Tree Pruning

/Tag:Tree Pruning

Winter is the Best Time to Prune Trees

When it comes to pruning trees to encourage new growth, there are only certain times of year when it is ideal to take on this maintenance task. And, one of these times is winter. Here's why. Dormant Pruning trees in winter when they are dormant is a common practice because it leads to more new growth in spring. IF you want to achieve that from your trees, then this is the time to prune them. Doing so supports current and future tree growth. Access In winter, the ground is harder, making it somewhat easier to do the work of pruning. Plus, because the branches are bare, it's easier to see and handle them during the pruning process. Disease Identification Any type of disease a tree may have will be easier to spot and treat during the winter time when the tree is bare. Healing Process By cutting the branches on the tree at the end of winter, the tree can then release the energy it has stored for the fall to heal these areas. Natural Tree Form In winter with the dormancy, the tree can be returned to a more natural form as the pruning helps to better shape the tree's look. Pruning Tips If you are going to prune your own trees, here are some tips we use in our commercial landscaping and maintenance business: Wait until the coldest part of winter has passed. This is because some trees have sap like maple, walnut, and birch, and will bleed that out if pruned then. While it's not harmful to the tree sap to bleed, it may be better to just wait until the coldest temperatures are done for the seasons. Start by removing dead, damaged, and diseased branches, which will help prevent insect and decay organisms from damaging the tree. Look for crossing branches to remove as this could cause further damage to the tree as they rub together. Remove any co-dominant leader branches, which are two branches that are growing near the top of the tree. By cutting off one of these, the other becomes dominant while other branches are not at risk from splitting or tearing during a windy period. If there is a dense canopy, thin this out so the tree can access more air and sunlight to reduce the risk of disease problems. Remove suckers and water sprouts because doing so can provide more food and water for the tree. Also, remove narrow crotches, which appear as a tree ages. Doing so can eliminate other tree damage. If you are not ready to tackle winter tree pruning, then contact us today so we can take care of it for you!     
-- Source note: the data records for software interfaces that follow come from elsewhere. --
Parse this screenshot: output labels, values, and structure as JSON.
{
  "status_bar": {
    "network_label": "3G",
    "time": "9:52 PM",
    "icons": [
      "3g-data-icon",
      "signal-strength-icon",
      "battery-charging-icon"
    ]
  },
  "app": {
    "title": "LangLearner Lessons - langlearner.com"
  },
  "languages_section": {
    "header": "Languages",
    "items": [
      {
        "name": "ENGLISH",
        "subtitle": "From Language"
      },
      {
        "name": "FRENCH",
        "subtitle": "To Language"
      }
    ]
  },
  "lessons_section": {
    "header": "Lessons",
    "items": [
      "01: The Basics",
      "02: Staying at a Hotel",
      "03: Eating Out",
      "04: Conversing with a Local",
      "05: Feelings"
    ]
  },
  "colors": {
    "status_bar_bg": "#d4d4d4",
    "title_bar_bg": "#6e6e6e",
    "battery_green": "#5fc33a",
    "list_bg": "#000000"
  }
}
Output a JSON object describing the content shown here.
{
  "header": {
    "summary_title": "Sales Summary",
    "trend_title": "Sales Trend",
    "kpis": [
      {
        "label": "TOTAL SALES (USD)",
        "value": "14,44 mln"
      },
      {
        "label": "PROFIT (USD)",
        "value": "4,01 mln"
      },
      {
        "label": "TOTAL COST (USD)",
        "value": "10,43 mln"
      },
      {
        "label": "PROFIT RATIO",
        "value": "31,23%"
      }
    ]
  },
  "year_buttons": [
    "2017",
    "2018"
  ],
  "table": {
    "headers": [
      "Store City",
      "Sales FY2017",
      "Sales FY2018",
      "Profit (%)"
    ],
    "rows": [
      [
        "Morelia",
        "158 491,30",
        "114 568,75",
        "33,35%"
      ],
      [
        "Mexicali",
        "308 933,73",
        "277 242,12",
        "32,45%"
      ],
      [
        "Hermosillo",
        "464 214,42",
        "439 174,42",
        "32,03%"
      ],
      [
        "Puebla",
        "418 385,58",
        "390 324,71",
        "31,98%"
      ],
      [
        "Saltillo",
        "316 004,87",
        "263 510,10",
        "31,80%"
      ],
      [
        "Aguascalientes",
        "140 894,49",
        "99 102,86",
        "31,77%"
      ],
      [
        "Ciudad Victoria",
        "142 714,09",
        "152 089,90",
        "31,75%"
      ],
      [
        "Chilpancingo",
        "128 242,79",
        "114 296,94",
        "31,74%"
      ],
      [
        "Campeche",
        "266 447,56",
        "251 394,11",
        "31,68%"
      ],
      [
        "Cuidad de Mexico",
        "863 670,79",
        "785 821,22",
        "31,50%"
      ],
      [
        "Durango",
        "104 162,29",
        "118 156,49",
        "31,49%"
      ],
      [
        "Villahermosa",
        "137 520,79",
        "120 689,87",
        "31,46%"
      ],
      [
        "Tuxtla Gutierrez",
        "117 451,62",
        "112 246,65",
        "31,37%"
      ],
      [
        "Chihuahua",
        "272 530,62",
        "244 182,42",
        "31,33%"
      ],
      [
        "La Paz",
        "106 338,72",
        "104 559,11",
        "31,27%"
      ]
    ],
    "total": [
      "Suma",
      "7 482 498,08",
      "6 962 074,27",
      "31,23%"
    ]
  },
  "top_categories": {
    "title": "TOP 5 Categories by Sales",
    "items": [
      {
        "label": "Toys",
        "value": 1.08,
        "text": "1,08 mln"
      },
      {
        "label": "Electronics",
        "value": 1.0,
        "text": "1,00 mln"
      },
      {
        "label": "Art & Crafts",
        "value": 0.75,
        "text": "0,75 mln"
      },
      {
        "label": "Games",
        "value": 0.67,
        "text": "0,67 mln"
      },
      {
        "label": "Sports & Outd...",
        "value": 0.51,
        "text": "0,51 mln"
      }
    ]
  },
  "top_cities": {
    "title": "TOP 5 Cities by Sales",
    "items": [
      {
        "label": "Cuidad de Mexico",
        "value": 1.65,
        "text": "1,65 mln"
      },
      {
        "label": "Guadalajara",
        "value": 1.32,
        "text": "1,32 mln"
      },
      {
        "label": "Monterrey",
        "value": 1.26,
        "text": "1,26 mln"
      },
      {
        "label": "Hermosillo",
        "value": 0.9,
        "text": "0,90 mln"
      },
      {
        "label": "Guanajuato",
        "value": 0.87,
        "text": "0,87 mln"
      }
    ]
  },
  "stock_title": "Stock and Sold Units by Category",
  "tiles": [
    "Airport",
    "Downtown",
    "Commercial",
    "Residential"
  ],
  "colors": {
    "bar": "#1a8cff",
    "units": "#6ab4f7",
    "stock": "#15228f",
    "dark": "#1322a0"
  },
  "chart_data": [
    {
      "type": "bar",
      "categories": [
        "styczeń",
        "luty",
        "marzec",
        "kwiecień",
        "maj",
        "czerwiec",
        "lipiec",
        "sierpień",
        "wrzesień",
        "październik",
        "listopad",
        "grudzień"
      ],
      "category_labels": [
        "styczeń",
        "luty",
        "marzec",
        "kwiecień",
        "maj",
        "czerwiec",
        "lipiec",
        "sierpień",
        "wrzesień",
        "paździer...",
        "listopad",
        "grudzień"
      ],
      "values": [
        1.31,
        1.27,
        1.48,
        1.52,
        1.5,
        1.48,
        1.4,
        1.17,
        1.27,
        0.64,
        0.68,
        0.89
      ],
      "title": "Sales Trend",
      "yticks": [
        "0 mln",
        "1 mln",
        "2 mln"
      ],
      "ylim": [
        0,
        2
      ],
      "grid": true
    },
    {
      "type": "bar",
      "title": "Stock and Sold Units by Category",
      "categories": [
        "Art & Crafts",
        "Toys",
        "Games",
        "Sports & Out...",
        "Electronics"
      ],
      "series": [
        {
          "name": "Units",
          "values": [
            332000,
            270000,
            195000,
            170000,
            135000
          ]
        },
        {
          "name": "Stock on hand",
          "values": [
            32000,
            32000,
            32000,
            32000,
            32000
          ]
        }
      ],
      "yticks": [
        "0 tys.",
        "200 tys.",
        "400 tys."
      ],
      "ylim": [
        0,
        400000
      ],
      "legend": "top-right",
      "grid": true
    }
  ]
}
How To Properly Care For Crape Myrtle’s

Topping trees is almost always wrong and harmful, but when it comes to doing this to the lovely crape myrtle, it's referred to as 'Crape Murder'. This practice is done by home owners and some landscapers alike, most likely due to misinformation and seeing their peers doing this practice as well. A lot of pruning efforts are culture based and not based on the science of horticulture. While the name implies that the tree will die from this act, it's a very resilient species. What this practice actually does is to keep the tree from reaching it's beautiful potential. When pruned properly, the Crape Myrtle has a vase shape that accentuates it's beautiful blooms and satiny bark. It's one of the South's most versatile landscaping trees. The most common reason for pruning these hearty trees is that they have gotten too tall for their space. In that instance, it's better to replace the trees with plants that fit the space better and transplant the crape myrtle to a better area where they can grow and shine. To properly prune these 'lilacs of the south' follow these simple steps: Remove the suckers from the bottom of the tree. Remove broken, crossed or diseased limbs. If two limbs are crossed, remove the weaker of the two. Prune just the tips of the branches to remove the old blooms. When blooms are removed another blooming may occur. Thin out the small, twiggy growth to allow air to circulate in the canopy of the tree. If a previous landscaper has committed this crime, there are measures that can be taken to return the tree to it's beautiful potential. It will take years but can be done by cutting the tree back within one to two inches of the ground. When new shoots emerge, select 3 to 5 of the strongest branches on each trunk and remove the others. After 3 - 5 years of growth the tree will be back to it's lovely shape with branches full of blooms. Whether in Memphis, Nashville, Little Rock or Jackson the crape myrtle is a staple of landscape design.

By | 2018-04-07T16:24:32+00:00 February 7th, 2017|Categories: Landscaping, Pugh's Earthworks|Tags: , , |0 Comments
CONTACT OUR MEMPHIS TENNESSEE OFFICE
CONTACT OUR JACKSON TENNESSEE OFFICE
CONTACT OUR NASHVILLE TENNESSEE OFFICE
CONTACT OUR LITTLE ROCK ARKANSAS OFFICE
CONTACT OUR SOUTHAVEN MISSISSIPPI OFFICE

MEMPHIS TN OFFICE

2435 Whitten Rd, Memphis, TN 38133

Phone: (901) 546-0099

NASHVILLE TN OFFICE

2312 Winford Ave., Nashville, TN 37211

Phone: (615) 251-1700

LITTLE ROCK OFFICE

8950 Commerce Cove North, Little Rock, AR 72113

Phone: (501) 562-0275